TASK DESCRIPTION: Check every line of the material below for "خدمت". Give the number of lines that have it, and only that.

TASK INPUT:
· · · · ·
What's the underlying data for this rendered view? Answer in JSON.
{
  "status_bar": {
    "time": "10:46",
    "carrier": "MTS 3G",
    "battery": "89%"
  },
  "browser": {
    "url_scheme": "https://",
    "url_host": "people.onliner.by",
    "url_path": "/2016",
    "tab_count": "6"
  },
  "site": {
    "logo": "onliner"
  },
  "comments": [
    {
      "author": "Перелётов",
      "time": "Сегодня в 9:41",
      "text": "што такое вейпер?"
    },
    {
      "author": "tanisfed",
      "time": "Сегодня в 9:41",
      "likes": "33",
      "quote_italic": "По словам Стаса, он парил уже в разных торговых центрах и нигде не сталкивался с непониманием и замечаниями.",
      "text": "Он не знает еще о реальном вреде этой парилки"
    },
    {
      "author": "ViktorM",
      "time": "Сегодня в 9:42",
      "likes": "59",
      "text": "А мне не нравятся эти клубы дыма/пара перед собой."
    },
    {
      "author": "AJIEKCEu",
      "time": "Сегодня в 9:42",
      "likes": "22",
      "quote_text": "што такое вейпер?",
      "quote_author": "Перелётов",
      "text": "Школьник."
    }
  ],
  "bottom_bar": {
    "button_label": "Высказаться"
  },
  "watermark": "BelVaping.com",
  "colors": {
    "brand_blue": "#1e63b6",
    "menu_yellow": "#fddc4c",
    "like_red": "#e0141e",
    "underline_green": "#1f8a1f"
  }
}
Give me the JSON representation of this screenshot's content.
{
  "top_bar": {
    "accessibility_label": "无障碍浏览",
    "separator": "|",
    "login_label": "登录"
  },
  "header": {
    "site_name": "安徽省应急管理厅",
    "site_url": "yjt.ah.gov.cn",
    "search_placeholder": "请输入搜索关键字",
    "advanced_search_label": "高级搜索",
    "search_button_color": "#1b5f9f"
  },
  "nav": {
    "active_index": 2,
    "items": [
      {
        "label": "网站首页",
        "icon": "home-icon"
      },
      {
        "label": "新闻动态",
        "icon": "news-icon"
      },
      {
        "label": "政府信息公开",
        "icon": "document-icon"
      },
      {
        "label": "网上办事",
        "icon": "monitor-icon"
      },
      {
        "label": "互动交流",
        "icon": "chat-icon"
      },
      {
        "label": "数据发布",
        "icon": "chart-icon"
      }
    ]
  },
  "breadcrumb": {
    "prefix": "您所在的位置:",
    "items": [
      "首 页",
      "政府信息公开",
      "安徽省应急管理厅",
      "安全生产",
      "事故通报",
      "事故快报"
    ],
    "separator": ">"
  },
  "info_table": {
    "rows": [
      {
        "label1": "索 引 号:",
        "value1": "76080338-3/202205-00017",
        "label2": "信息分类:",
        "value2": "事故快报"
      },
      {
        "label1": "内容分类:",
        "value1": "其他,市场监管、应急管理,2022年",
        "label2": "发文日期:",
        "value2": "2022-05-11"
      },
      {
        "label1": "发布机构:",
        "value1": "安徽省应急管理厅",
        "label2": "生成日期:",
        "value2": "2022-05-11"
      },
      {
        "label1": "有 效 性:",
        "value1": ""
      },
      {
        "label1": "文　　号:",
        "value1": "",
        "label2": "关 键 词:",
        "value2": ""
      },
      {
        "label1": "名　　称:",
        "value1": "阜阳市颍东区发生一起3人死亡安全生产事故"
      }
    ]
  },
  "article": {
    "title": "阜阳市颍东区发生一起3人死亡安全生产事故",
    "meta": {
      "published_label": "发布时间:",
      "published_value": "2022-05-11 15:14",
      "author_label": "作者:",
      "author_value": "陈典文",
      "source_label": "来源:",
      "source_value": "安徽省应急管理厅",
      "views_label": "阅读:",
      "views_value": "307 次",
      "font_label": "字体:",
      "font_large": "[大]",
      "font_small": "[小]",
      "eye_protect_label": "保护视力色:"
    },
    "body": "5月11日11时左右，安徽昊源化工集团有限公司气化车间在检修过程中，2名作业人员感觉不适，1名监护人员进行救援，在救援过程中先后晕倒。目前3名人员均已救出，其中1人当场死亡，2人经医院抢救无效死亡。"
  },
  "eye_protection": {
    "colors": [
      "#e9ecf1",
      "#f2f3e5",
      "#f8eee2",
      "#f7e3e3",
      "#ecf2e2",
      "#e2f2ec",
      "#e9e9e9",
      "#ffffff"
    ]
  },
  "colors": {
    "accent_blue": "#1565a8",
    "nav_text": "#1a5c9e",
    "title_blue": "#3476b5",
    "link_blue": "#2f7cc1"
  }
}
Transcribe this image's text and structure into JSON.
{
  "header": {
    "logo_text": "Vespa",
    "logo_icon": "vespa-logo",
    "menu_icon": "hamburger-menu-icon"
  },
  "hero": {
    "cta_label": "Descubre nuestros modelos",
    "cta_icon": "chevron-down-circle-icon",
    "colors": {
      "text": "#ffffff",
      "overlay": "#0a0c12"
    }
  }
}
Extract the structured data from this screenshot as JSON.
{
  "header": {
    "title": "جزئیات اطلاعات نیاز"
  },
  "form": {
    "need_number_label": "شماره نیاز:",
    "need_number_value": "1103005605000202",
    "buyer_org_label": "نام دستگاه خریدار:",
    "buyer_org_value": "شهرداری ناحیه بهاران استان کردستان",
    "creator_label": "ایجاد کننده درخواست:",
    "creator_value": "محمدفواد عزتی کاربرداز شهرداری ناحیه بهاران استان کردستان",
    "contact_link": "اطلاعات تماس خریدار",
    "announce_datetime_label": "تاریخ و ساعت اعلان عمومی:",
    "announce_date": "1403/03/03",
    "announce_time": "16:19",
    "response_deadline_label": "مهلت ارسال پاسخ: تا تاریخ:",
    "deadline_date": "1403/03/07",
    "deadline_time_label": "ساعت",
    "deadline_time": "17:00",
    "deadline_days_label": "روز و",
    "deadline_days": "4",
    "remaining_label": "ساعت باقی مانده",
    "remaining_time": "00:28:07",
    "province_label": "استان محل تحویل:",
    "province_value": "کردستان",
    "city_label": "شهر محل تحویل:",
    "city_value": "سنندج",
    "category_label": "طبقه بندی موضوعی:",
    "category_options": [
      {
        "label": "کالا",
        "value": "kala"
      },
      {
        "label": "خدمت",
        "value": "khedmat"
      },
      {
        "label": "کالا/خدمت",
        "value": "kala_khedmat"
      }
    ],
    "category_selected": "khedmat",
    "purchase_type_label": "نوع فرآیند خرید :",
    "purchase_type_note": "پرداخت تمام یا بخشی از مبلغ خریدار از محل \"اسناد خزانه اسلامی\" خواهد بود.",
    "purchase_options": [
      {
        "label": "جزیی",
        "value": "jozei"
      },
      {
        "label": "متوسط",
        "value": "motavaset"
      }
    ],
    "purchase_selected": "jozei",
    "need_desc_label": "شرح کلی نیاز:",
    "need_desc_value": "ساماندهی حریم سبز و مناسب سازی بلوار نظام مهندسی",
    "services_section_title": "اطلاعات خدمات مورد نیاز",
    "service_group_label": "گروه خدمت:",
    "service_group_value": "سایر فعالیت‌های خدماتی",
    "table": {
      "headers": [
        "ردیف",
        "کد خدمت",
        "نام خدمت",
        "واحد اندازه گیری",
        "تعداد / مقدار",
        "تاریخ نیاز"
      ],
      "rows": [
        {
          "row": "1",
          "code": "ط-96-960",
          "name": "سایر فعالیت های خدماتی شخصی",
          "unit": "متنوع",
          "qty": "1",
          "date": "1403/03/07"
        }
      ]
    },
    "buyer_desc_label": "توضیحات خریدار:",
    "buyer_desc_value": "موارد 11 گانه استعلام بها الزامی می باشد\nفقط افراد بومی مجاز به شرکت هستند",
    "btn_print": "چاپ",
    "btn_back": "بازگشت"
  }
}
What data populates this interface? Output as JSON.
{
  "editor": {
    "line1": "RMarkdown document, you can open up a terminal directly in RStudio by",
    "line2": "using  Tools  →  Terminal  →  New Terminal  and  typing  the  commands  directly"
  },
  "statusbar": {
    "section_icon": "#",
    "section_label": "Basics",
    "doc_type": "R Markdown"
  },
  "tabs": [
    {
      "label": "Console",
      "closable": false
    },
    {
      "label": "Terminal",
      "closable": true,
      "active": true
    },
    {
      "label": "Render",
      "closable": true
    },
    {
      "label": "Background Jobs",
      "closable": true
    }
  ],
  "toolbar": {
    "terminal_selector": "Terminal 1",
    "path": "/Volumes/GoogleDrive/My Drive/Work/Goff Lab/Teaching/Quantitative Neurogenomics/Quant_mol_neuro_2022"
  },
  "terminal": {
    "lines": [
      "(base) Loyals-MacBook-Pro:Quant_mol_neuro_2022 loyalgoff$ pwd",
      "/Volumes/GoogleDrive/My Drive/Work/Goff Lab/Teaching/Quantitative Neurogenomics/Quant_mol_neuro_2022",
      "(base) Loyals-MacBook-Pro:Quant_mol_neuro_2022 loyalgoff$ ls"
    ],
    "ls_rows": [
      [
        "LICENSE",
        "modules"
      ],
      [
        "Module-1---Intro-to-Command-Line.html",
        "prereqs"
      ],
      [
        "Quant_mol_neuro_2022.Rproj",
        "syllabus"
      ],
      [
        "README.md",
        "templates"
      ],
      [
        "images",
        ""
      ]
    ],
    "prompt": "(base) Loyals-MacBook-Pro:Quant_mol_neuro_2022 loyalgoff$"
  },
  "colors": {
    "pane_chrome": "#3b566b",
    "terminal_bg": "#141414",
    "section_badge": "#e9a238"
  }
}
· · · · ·
FINISHED EXERCISE: 5